» Goal of the exercise
Could the data below be copied exactly, minus the pictures?

Page and application data records
"""

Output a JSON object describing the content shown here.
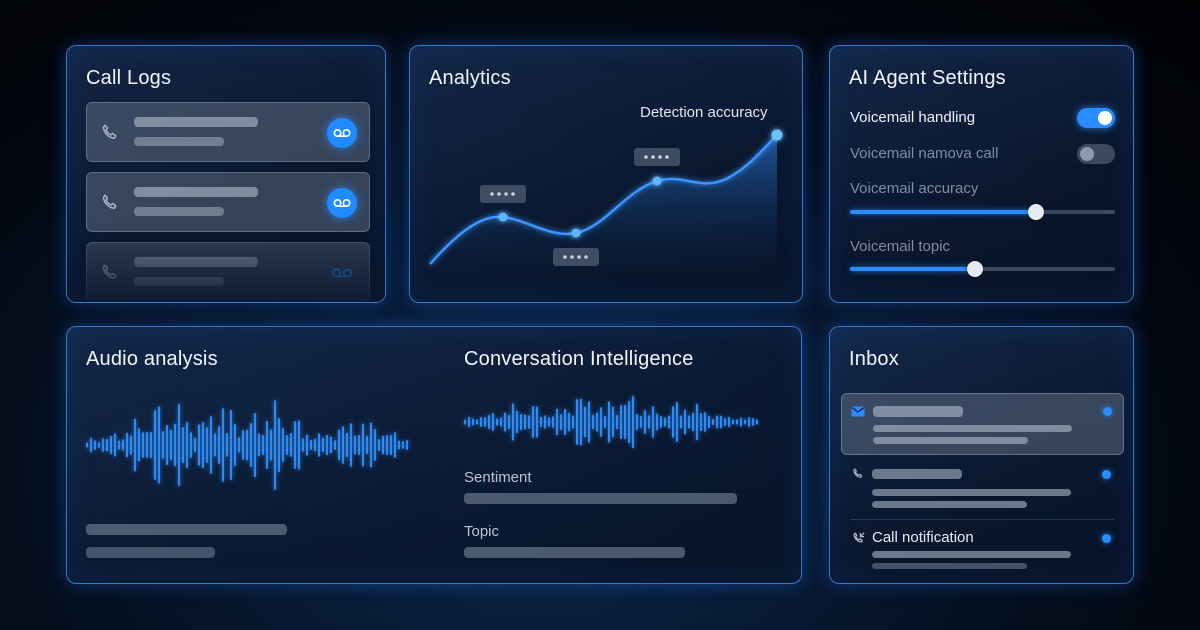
{
  "call_logs": {
    "title": "Call Logs",
    "items": [
      {
        "icon": "phone-icon",
        "badge_icon": "voicemail-icon"
      },
      {
        "icon": "phone-icon",
        "badge_icon": "voicemail-icon"
      },
      {
        "icon": "phone-icon",
        "badge_icon": "voicemail-icon"
      }
    ]
  },
  "analytics": {
    "title": "Analytics",
    "chart_label": "Detection accuracy",
    "tooltip_icon": "ellipsis-icon"
  },
  "ai_settings": {
    "title": "AI Agent Settings",
    "voicemail_handling": {
      "label": "Voicemail handling",
      "enabled": true
    },
    "voicemail_call": {
      "label": "Voicemail namova call",
      "enabled": false
    },
    "voicemail_accuracy": {
      "label": "Voicemail accuracy",
      "value": 0.7
    },
    "voicemail_topic": {
      "label": "Voicemail topic",
      "value": 0.47
    }
  },
  "audio": {
    "title": "Audio analysis",
    "conversation_title": "Conversation Intelligence",
    "sentiment_label": "Sentiment",
    "topic_label": "Topic"
  },
  "inbox": {
    "title": "Inbox",
    "items": [
      {
        "icon": "mail-icon",
        "unread": true
      },
      {
        "icon": "phone-icon",
        "unread": true
      },
      {
        "icon": "phone-incoming-icon",
        "label": "Call notification",
        "unread": true
      }
    ]
  },
  "colors": {
    "accent": "#2b8cff",
    "panel_border": "#4696ff",
    "background": "#02060d"
  }
}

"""

» Final answer
Output a JSON object describing the content shown here.
{
  "call_logs": {
    "title": "Call Logs",
    "items": [
      {
        "icon": "phone-icon",
        "badge_icon": "voicemail-icon"
      },
      {
        "icon": "phone-icon",
        "badge_icon": "voicemail-icon"
      },
      {
        "icon": "phone-icon",
        "badge_icon": "voicemail-icon"
      }
    ]
  },
  "analytics": {
    "title": "Analytics",
    "chart_label": "Detection accuracy",
    "tooltip_icon": "ellipsis-icon"
  },
  "ai_settings": {
    "title": "AI Agent Settings",
    "voicemail_handling": {
      "label": "Voicemail handling",
      "enabled": true
    },
    "voicemail_call": {
      "label": "Voicemail namova call",
      "enabled": false
    },
    "voicemail_accuracy": {
      "label": "Voicemail accuracy",
      "value": 0.7
    },
    "voicemail_topic": {
      "label": "Voicemail topic",
      "value": 0.47
    }
  },
  "audio": {
    "title": "Audio analysis",
    "conversation_title": "Conversation Intelligence",
    "sentiment_label": "Sentiment",
    "topic_label": "Topic"
  },
  "inbox": {
    "title": "Inbox",
    "items": [
      {
        "icon": "mail-icon",
        "unread": true
      },
      {
        "icon": "phone-icon",
        "unread": true
      },
      {
        "icon": "phone-incoming-icon",
        "label": "Call notification",
        "unread": true
      }
    ]
  },
  "colors": {
    "accent": "#2b8cff",
    "panel_border": "#4696ff",
    "background": "#02060d"
  }
}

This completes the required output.